**Instructions for the task:** Scan the data below and copy each line where "zones" occurs.

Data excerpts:

- Opening Delimiter -

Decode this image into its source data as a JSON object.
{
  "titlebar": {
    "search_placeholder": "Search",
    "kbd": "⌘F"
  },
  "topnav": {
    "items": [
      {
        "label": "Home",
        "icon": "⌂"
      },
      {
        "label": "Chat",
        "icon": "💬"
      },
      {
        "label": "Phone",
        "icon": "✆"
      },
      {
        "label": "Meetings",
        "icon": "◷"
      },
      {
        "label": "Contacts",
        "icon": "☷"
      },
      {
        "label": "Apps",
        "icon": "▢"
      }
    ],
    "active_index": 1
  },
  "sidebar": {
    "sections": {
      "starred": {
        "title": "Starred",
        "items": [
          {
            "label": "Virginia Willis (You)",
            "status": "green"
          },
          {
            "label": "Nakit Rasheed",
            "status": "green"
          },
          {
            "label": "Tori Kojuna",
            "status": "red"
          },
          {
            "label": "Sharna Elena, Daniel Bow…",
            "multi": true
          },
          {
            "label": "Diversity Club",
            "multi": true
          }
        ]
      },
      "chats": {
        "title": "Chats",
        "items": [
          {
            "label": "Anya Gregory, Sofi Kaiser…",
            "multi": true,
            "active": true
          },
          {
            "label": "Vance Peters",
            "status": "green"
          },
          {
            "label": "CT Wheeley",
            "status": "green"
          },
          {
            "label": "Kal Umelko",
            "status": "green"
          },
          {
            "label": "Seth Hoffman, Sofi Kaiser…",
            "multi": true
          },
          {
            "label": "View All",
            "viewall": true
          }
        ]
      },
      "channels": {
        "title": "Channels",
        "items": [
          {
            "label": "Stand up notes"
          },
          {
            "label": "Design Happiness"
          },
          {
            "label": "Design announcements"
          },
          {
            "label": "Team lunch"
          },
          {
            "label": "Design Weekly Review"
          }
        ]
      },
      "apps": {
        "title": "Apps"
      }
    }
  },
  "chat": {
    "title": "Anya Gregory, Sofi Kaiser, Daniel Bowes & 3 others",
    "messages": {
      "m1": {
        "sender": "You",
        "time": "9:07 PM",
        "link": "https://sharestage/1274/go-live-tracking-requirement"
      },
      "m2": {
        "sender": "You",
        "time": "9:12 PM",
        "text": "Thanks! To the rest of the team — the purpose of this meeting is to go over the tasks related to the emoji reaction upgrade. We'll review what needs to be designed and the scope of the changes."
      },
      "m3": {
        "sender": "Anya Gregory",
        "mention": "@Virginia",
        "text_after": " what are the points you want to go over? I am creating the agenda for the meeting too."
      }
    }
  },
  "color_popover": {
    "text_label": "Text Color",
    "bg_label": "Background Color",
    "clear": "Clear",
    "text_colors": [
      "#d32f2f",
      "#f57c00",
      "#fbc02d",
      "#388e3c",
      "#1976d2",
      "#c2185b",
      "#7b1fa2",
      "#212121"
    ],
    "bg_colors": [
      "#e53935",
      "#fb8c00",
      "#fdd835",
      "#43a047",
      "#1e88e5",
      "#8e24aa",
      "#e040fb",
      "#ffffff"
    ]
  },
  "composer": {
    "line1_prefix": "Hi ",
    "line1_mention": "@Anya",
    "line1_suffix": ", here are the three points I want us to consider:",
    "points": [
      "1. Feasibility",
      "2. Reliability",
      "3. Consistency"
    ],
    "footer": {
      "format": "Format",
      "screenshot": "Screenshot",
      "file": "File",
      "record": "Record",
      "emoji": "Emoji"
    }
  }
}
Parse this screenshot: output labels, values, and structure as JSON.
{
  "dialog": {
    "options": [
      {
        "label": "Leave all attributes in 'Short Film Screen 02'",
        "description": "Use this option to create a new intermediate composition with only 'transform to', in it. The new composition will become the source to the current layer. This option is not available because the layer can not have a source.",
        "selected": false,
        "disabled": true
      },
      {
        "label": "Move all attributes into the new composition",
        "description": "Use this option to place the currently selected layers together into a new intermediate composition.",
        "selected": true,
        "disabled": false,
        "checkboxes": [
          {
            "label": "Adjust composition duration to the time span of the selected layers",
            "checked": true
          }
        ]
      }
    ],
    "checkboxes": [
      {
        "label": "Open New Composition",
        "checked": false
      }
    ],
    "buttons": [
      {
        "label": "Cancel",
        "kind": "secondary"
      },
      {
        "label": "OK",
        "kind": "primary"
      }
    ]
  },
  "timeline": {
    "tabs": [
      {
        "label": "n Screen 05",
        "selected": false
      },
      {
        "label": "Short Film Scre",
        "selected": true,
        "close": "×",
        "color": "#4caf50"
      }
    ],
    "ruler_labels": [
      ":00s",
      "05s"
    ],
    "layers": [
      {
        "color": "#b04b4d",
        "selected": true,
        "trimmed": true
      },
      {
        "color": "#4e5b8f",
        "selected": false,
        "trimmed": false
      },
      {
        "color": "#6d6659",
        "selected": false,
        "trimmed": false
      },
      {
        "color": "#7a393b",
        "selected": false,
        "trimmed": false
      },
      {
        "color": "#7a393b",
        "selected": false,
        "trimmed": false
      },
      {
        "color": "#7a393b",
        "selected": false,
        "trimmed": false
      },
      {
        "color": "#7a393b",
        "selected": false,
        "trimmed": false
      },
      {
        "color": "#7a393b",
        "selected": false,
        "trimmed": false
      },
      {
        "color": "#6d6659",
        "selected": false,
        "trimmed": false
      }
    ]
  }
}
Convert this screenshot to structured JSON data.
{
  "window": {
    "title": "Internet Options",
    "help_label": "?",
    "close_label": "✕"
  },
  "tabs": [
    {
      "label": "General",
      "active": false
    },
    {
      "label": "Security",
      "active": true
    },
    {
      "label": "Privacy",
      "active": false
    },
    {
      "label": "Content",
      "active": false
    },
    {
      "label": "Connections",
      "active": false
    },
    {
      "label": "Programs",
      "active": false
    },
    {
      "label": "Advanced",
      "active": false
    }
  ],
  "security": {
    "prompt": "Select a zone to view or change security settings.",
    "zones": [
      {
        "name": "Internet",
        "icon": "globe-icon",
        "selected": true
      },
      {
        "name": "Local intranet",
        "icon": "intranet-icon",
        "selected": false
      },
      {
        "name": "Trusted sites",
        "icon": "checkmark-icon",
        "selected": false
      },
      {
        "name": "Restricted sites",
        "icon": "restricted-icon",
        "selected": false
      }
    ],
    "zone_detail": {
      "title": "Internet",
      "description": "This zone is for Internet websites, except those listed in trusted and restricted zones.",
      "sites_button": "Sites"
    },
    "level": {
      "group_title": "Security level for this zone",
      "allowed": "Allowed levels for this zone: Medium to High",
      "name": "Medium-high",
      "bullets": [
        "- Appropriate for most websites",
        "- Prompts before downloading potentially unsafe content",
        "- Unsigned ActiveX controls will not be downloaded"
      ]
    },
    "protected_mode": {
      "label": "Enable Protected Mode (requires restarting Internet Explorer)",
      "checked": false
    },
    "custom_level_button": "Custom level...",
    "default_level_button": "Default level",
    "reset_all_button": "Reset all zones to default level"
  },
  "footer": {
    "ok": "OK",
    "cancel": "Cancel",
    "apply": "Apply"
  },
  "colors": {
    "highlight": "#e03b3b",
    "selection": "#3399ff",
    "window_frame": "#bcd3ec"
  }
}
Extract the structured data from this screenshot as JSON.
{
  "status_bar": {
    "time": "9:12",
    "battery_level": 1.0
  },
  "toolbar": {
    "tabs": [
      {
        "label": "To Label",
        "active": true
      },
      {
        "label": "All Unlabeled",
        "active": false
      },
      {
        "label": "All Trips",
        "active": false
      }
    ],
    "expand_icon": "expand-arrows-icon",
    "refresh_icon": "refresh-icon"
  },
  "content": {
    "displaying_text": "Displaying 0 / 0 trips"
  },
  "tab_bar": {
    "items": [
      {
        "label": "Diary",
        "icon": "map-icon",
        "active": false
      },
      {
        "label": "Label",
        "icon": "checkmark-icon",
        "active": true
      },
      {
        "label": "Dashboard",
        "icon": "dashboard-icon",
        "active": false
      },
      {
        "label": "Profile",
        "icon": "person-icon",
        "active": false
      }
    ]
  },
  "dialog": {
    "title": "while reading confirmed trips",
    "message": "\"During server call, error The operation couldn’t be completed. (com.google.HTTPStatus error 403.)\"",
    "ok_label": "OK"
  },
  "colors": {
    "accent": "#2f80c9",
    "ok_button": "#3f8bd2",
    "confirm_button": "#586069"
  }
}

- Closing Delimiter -

**Exercise output:**
    "zones": [
      "description": "This zone is for Internet websites, except those listed in trusted and restricted zones.",
    "reset_all_button": "Reset all zones to default level"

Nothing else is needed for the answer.